“You know where it is.”
I watched Muehlenhaus rise from the sofa and move to one of the bookcases where a massive three-volume set of Shelby Foote’s The Civil War: A Narrative was shelved. He pulled the books off the shelf, reached in, produced a bottle of Macallan thirty-year Highland single malt Scotch whisky, and returned the books.
“How ’bout you, McKenzie?” Mrs. Muehlenhaus asked. “Care for something a bit stronger?”
“No, I’m good,” I said.
“You don’t mind if I imbibe?”
“Not at all.”
Muehlenhaus returned to the sofa. Somewhere he found an extra glass. He blew the dust out of it and poured a generous amount of liquor. He then poured an inch into Mrs. Muehlenhaus’s now empty crystal goblet.
“I don’t know why you hide this,” he told her. “It’s not even the good stuff.”
“I’m eccentric. All I need is cats.”
“You’re allergic to cat hair.”
“So I’m saved from the stereotype. Lucky me.”
The crystal made a beautiful ringing sound when her goblet clinked against Muehlenhaus’s glass. They drank while looking into each other’s eyes, and I thought, They are genuinely in love. At their age and after all their years of marriage. For some reason, it made me less afraid of them.
“So, kids,” I said. “Why exactly am I here, again?”

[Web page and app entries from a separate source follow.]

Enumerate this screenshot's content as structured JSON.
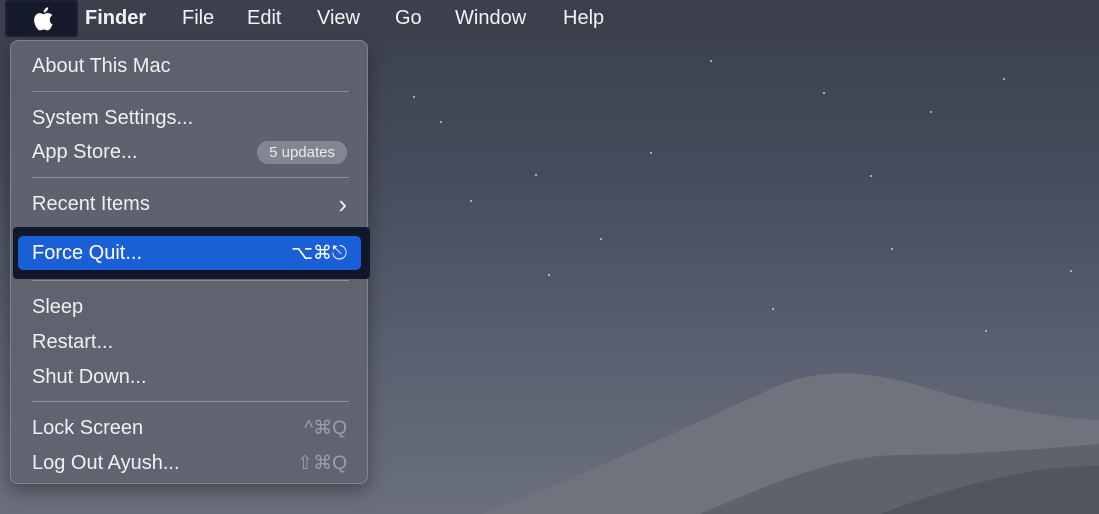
{
  "menubar": {
    "apple_icon": "apple-logo-icon",
    "menus": [
      "Finder",
      "File",
      "Edit",
      "View",
      "Go",
      "Window",
      "Help"
    ]
  },
  "apple_menu": {
    "about": "About This Mac",
    "system_settings": "System Settings...",
    "app_store": "App Store...",
    "app_store_badge": "5 updates",
    "recent_items": "Recent Items",
    "recent_items_arrow": "›",
    "force_quit": "Force Quit...",
    "force_quit_shortcut": "⌥⌘⎋",
    "sleep": "Sleep",
    "restart": "Restart...",
    "shut_down": "Shut Down...",
    "lock_screen": "Lock Screen",
    "lock_screen_shortcut": "^⌘Q",
    "log_out": "Log Out Ayush...",
    "log_out_shortcut": "⇧⌘Q"
  },
  "colors": {
    "highlight": "#1b5fd6",
    "menu_bg": "#606470",
    "highlight_frame": "#11182a"
  }
}
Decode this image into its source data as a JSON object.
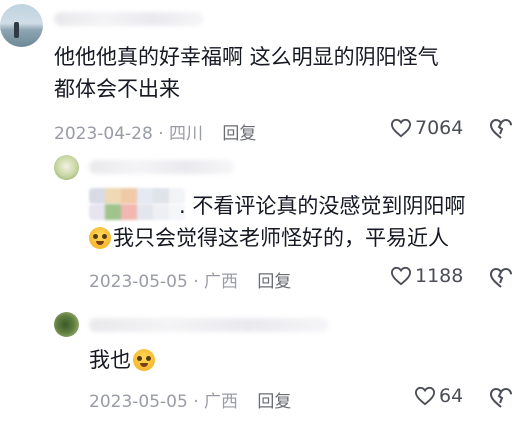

“Kids?” Muehlenhaus said. “Do I look like a child to you?”
“Here we go,” Mrs. Muehlenhaus said softly before taking another sip of Scotch.
“Mr. Muehlenhaus, there are so many reasons for you to be pissed at me,” I said. “A turn of a phrase, that’s what’s going to set you off?”
“Do you want me to tell you who you remind me of, McKenzie? I’ll tell you. You remind me of those goddamned French bastards that guillotined Louis and Marie Antoinette yet couldn’t be bothered to burn down Versailles, that didn’t so much as torch a single brick of the place.”
“I’m a true Republican.”
“No, that was a Democrat thing to do.”
“Now you’re just calling names.”
“You resent people who are wealthy and who are in charge, yet you want to be wealthy and in charge yourself.”
“I am wealthy.”
“What have you done with your money? Tell me?”
“A couple days ago I bought a TV remote that looks like Dr. Who’s sonic screwdriver. Does that count?”
“That’ll make the world a better place, I’m sure.”
“You know, dear,” Mrs. Muehlenhaus said, “this is why I wanted to talk to McKenzie alone.”
“It’s not my fault,” Muehlenhaus replied. “You can’t have a civil conversation with fucking McKenzie.”
“I heard that’s what you call me,” I said. “Do you want to know what I call you?”
“Oh, by all means, tell me.”
“Yes, well, that’s what you should call me. I’m pretty sure I earned it.”
“I’m pretty sure I’ve earned whatever you call me, too. That doesn’t answer my question, though. Why am I here?”
“Riley.” Mrs. Muehlenhaus caught her husband’s eyes and held them. “You remember Riley, your granddaughter?”
“Yes. Of course. Please forgive my outburst,” Muehlenhaus said, although he clearly didn’t care if he was forgiven or not.
“McKenzie,” Mrs. Muehlenhaus said, “we are concerned about Riley. We believe she is involved with the wrong people.”
“Define wrong people,” I said.
“Do we need to spell it out?” Muehlenhaus said.
Mrs. Muehlenhaus glared at her husband some more.
“McKenzie,” she said. “I do not concern myself with whether or not Juan Carlos is rich or poor. I don’t care if he’s Hispanic or white. I don’t care if he’s a Democrat or Republican, a member of the Tea Party or supports the ACLU—I really don’t.”
“Neither do I,” Muehlenhaus said, but I didn’t believe him.
“What I do care about is that we are unable to learn anything about the boy.”
“He claims to be the son of wealthy parents,” Muehlenhaus added. “Only his parents died seven years ago and he has no other family. Don’t you think that’s a little convenient?”
I was surprised at how suddenly the anger formed in the pit of my stomach and shot up to my throat. Some other time and place I might have given it voice—being an orphan is no reason to denounce someone. But the Muehlenhauses weren’t people you went off on, especially in their own home, so I fought it down and spoke as carefully as possible.
“Both my parents are dead, and no, I don’t find it the least bit convenient.”
“Yes, well,” Muehlenhaus said.
“Despite what you think of us—or at least what my husband believes you think of us—we are concerned only with the child’s welfare,” Mrs. Muehlenhaus said. “My family has been hurt by deceivers before. My daughter, Sheila…”
Mrs. Muehlenhaus didn’t finish the sentence. Her husband reached for her hand and gave it a squeeze.